COLUMBIA, SC (WIS) - A federal indictment released by the US Attorney's office Thursday details the inner-workings of what it takes to join or run a Hells Angels Motorcycle Club chapter.
The Hells Angels Motorcycle Club is an international organization with hundreds of chapters and thousands of members, according to federal prosecutors.
According to the group's website, the first Hells Angels Motorcycle Club was founded in California on March 17, 1948.
The Rock Hell City Nomad Chapter is one of several in South Carolina. Like each Hells Angels chapter, according to prosecutors, the Rock Hell Angels Chapter adhered to a hierarchical chain of command with a president, vice president, treasurer/secretary, and sergeant at arms/enforcer, as well as general members.
The Rock Hell City Nomad Chapter was founded in South Carolina under the leadership of Daniel Eugene Bifield, who was arrested in the Lexington County raid Wednesday. Prosecutors say the group operated as "God's Few," before being "patched over" into the it's current designation under the Hells Angels in 2008.
In order to be a member of the Hells Angels, one must be a white male and own at least two American-made motorcycles, preferably Harley-Davidsons, prosecutors said.
Full membership into the "Enterprise" is referred to as "full patch," in reference to each member's ability to wear the full Hells Angels three-piece jackets and vests, the indictment said. The full patch includes the club's emblem and wording that notes the territory being claimed by the member.
Members of the Hells Angels may also wear a diamond-shaped "one-percenter" patch which reflects the club's recognition that its members are among the one percent of non-law abiding outlaws, prosecutors said.
Much like a fraternity, prospective members are brought into chapters through a lengthy process designed to measure the person's commitment to the Hells Angels and to guard against law enforcement infiltration, prosecutors said.
According to prosecutors, after associating with the Hells Angels for a period of time, prospective members may be identified as a "hang-around" and may do menial tasks to gain the respect of the members.
After a period of time, these hang-arounds may be sponsored by a Hells Angel member and may then become a "prospect" for that chapter.

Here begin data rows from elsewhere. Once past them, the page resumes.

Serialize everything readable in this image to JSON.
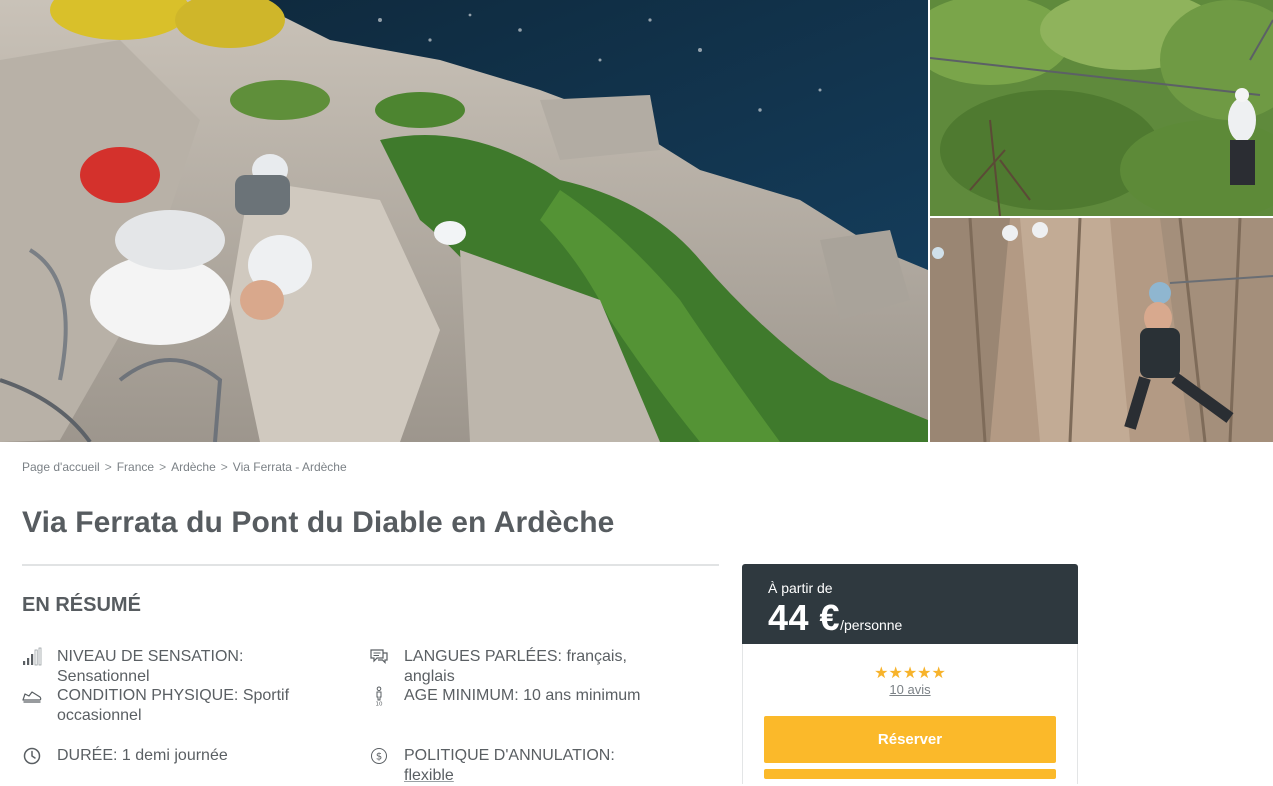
{
  "gallery": {
    "images": [
      {
        "name": "via-ferrata-climbers-above-river"
      },
      {
        "name": "zipline-over-forest"
      },
      {
        "name": "climber-on-rock-wall"
      }
    ]
  },
  "breadcrumb": {
    "items": [
      "Page d'accueil",
      "France",
      "Ardèche",
      "Via Ferrata - Ardèche"
    ],
    "separator": ">"
  },
  "page": {
    "title": "Via Ferrata du Pont du Diable en Ardèche"
  },
  "summary": {
    "heading": "EN RÉSUMÉ",
    "facts": [
      {
        "icon": "signal-bars-icon",
        "label": "NIVEAU DE SENSATION:",
        "value": "Sensationnel"
      },
      {
        "icon": "speech-bubbles-icon",
        "label": "LANGUES PARLÉES:",
        "value": "français, anglais"
      },
      {
        "icon": "sneaker-icon",
        "label": "CONDITION PHYSIQUE:",
        "value": "Sportif occasionnel"
      },
      {
        "icon": "person-age-icon",
        "label": "AGE MINIMUM:",
        "value": "10 ans minimum"
      },
      {
        "icon": "clock-icon",
        "label": "DURÉE:",
        "value": "1 demi journée"
      },
      {
        "icon": "dollar-circle-icon",
        "label": "POLITIQUE D'ANNULATION:",
        "value": "flexible"
      }
    ]
  },
  "booking": {
    "from_label": "À partir de",
    "price": "44 €",
    "unit": "/personne",
    "rating": 5,
    "stars": "★★★★★",
    "reviews_label": "10 avis",
    "cta_label": "Réserver"
  },
  "colors": {
    "accent": "#fbb92a",
    "dark_header": "#2f393f",
    "text": "#5a5f63",
    "star": "#f7b32b"
  }
}
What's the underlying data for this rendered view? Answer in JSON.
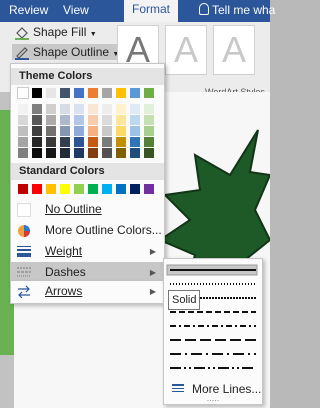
{
  "ribbon": {
    "tabs": [
      {
        "label": "Review"
      },
      {
        "label": "View"
      },
      {
        "label": "Format",
        "active": true
      },
      {
        "label": "Tell me wha"
      }
    ],
    "shape_fill_label": "Shape Fill",
    "shape_outline_label": "Shape Outline",
    "wordart_glyph": "A",
    "wordart_styles_caption": "WordArt Styles"
  },
  "outline_menu": {
    "theme_colors_header": "Theme Colors",
    "standard_colors_header": "Standard Colors",
    "theme_colors": [
      [
        "#ffffff",
        "#000000",
        "#e7e6e6",
        "#44546a",
        "#4472c4",
        "#ed7d31",
        "#a5a5a5",
        "#ffc000",
        "#5b9bd5",
        "#70ad47"
      ],
      [
        "#f2f2f2",
        "#7f7f7f",
        "#d0cece",
        "#d6dce4",
        "#d9e2f3",
        "#fbe5d5",
        "#ededed",
        "#fff2cc",
        "#deebf6",
        "#e2efd9"
      ],
      [
        "#d8d8d8",
        "#595959",
        "#aeaaaa",
        "#adb9ca",
        "#b4c6e7",
        "#f7cbac",
        "#dbdbdb",
        "#fee599",
        "#bdd7ee",
        "#c5e0b3"
      ],
      [
        "#bfbfbf",
        "#3f3f3f",
        "#757070",
        "#8496b0",
        "#8eaadb",
        "#f4b183",
        "#c9c9c9",
        "#ffd965",
        "#9cc3e5",
        "#a8d08d"
      ],
      [
        "#a5a5a5",
        "#262626",
        "#3a3838",
        "#323f4f",
        "#2f5496",
        "#c55a11",
        "#7b7b7b",
        "#bf9000",
        "#2e75b5",
        "#538135"
      ],
      [
        "#7f7f7f",
        "#0c0c0c",
        "#171616",
        "#222a35",
        "#1f3864",
        "#833c0b",
        "#525252",
        "#7f6000",
        "#1e4e79",
        "#375623"
      ]
    ],
    "standard_colors": [
      "#c00000",
      "#ff0000",
      "#ffc000",
      "#ffff00",
      "#92d050",
      "#00b050",
      "#00b0f0",
      "#0070c0",
      "#002060",
      "#7030a0"
    ],
    "items": {
      "no_outline": {
        "label": "No Outline",
        "icon": "blank-swatch-icon"
      },
      "more_colors": {
        "label": "More Outline Colors...",
        "icon": "color-palette-icon"
      },
      "weight": {
        "label": "Weight",
        "icon": "line-weight-icon"
      },
      "dashes": {
        "label": "Dashes",
        "icon": "dashes-icon"
      },
      "arrows": {
        "label": "Arrows",
        "icon": "arrows-icon"
      }
    }
  },
  "dashes_submenu": {
    "styles": [
      "solid",
      "round-dot",
      "square-dot",
      "dash",
      "dash-dot",
      "long-dash",
      "long-dash-dot",
      "long-dash-dot-dot"
    ],
    "selected": "solid",
    "tooltip": "Solid",
    "more_lines_label": "More Lines...",
    "grip": "....."
  },
  "colors": {
    "ribbon_blue": "#2b579a",
    "highlight": "#c7c7c7",
    "shape_fill": "#1e5a28"
  }
}
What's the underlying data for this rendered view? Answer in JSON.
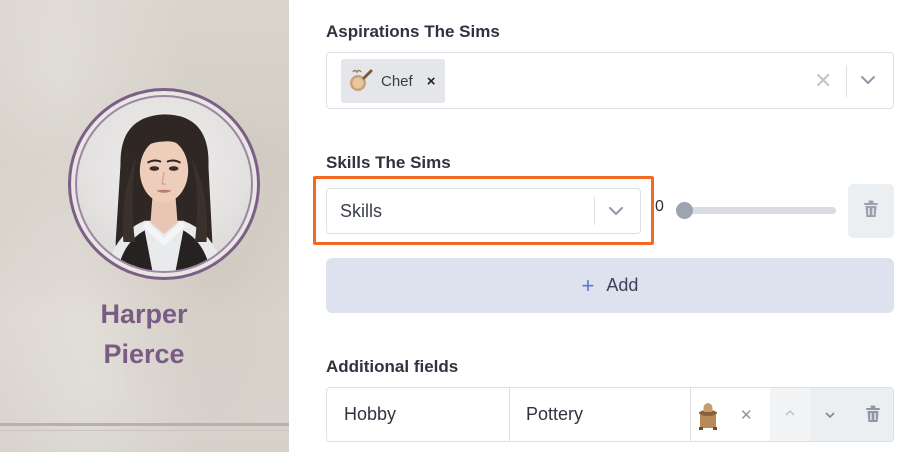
{
  "profile": {
    "name": "Harper Pierce"
  },
  "aspirations": {
    "label": "Aspirations The Sims",
    "selected": [
      {
        "label": "Chef",
        "icon": "chef-pan-icon"
      }
    ],
    "remove_glyph": "×",
    "clear_glyph": "✕"
  },
  "skills": {
    "label": "Skills The Sims",
    "select_value": "Skills",
    "level_value": "0",
    "level_fraction": 0
  },
  "add_button": {
    "plus": "+",
    "label": "Add"
  },
  "additional_fields": {
    "label": "Additional fields",
    "rows": [
      {
        "key": "Hobby",
        "value": "Pottery",
        "icon": "pottery-wheel-icon",
        "clear_glyph": "✕"
      }
    ]
  },
  "colors": {
    "accent_highlight": "#f26a22",
    "name_color": "#7a5b86",
    "add_plus": "#4f7bd8"
  }
}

While a prospective member, one must follow the orders of full-patched members and run various errands, according to prosecutors. This can include participation in legal and illegal activities.
Eventually the "prospect" may be allowed to become a full member, but that's only possible with a unanimous vote of all chapter members, the indictment stated.
Hells Angels who are not members, including members' girlfriends and wives, may wear the number 81 as in "Support 81." The numbers stand for the respective positions in the alphabet of H and A.
Like other Hells Angels chapters, the Rock Hell City Nomad Chapter paid dues and assessments to the national Hells Angels, prosecutors said. Money was raised locally from the sale of support gear at parties, including items such as T-shirts and stickers, according to the indictment. Funding from members was also used to create a legal defense fund to cover members' criminal legal fees, including, but not limited to, acts of violence, prosecutors said.
According to the indictment, funding for the Rock Hell City Nomad Chapter was also generated through illegal activities and kickbacks.
After its formation, the Rock Hell City Nomad Chapter began to "patch over" various Outlaw Motorcycle Gang Chapters into the Red Devils Motorcycle Club, which was a Hells Angels support club, according to the indictment. Support clubs support Hells Angels through attending various functions, taking orders from the Hells Angels and providing security for the chapters, prosecutors said.
The RDMC was required to pay a monthly assessment to the local Hell Angels chapter, the indictment stated.
If a member gets kicked out of a Hells Angels chapter, they are required to "outdate" or color-over tattoos which served as vestments of membership in Hells Angels, prosecutors said.
The Rock Hell City Nomad Chapter utilized clubhouses in Fort Mill, Rock Hill, and West Columbia.
Prosecutors said the Rock Hell City Nomad Chapter engaged in intimidation, extortion, narcotics distribution, money laundering, arson, trafficking in stolen goods, prostitution, and firearms trafficking.
Prosecutors said members of the local chapter promoted "a climate of fear and keeping victims, potential informants, witnesses, and others in fear of the Hells Angels and in fear of its members and associates through violence and threats of violence."